Justified was never unwatchable. So if you haven’t seen any of it, I don’t want you to think that it’s bookended by success, and that the middle meat of the sandwich is feces and frowns. But the section that seems to have forgotten Boyd feels like it’s missing something vital, like a bicycle without wheels or a Dale Hardt without Earn. Boyd propels Justified from a mediocre show about clever Appalachian folk to the top show about clever Appalachian folk. And that’s a position that it will stay in until I unveil my own show, Daniel’s Good Time West Virginia Moonshine N’ Thinkin’ Hour.
Gilmore Girls is a wonderful show, and I have absolutely no idea how you could recommend it to anyone. “Small-town people … talk to each other?” It gives you very, very little to latch onto when it comes to big plot angles. There is no “but” to the Gilmore Girls concept. No “… but he’s secretly dealing meth” or “… but they’re actually vampires.” Gilmore Girls gives you two options: you adore it with every fiber of your coffee-obsessed being, or you leave it. And man, do those first few episodes make it easy to leave.
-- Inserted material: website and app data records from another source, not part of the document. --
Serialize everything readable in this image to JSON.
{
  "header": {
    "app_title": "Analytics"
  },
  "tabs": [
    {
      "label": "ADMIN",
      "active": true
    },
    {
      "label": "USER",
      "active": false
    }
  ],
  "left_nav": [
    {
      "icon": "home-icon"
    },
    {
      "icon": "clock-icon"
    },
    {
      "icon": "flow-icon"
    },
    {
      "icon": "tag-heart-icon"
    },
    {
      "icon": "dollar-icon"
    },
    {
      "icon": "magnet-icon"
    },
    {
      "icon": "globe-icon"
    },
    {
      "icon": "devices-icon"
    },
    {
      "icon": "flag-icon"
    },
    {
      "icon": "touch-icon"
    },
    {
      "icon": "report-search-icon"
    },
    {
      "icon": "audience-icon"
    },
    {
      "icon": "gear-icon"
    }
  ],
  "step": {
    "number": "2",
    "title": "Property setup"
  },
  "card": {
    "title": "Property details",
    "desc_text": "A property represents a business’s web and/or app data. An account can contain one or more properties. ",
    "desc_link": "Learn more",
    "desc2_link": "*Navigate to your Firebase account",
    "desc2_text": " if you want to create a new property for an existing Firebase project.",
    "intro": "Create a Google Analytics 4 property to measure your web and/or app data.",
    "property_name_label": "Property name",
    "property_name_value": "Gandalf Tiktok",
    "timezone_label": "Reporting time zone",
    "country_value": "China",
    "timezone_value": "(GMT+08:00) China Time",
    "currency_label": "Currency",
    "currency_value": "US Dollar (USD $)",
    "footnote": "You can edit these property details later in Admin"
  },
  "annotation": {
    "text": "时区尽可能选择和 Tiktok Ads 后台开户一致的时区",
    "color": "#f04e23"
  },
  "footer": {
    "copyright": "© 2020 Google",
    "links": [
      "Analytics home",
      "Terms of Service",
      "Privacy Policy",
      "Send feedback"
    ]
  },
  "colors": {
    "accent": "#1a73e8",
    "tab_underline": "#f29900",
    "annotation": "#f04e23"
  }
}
The later seasons of Gilmore Girls work so well because the show is supernaturally incredible at building characters and relationships. The first half of Season 1 is an aching trudge because it just kind of assumes that you’re going to be into the same shit that Gilmore Girls is into. You know when you get invited to the house of someone that you’ve never met, and your friends preface the visit with “It’s gonna be so much fun! They’re hilarious! You’re going to love it”? And then you get to the house and the owner is like, “We’re gonna do needlepoint for seven years, and all we have to eat is this one unsalted cracker.” That’s what being dropped into the world of Gilmore Girls is like.
You have to get to know these rabid needlepointers in order to care even remotely about them, as Gilmore Girls gives you absolutely nothing else to care about. Will Rory Gilmore do well on this one test at the beginning of the school year? Will Lorelai be polite at dinner? Will Luke pour the coffee? These are the stakes in early Gilmore Girls episodes. And while you will eventually enter the A Year In The Life Netflix series appreciating every nuanced Emily Gilmore glare and being unable to become sexually aroused unless your partner hums “Where You Lead,” those first few hours will probably have you feeling tricked by the people you once trusted. “You told me this would be fun. But all they’re doing is making pop culture references in the one restaurant in town. I thought we were friends.”
Daniel has a Twitter that will be good in a few seasons.
If you loved this article and want more content like this, support our site with a visit to our Contribution Page. Or sign up for our Subscription Service for exclusive content, an ad-free experience, and more.
For more, check out What NOT To Watch In 21 Famous Movies And TV Shows and 25 Disastrous Episodes In Non-Disatrous Shows.
Also follow us on Facebook. Because you deserve the very best.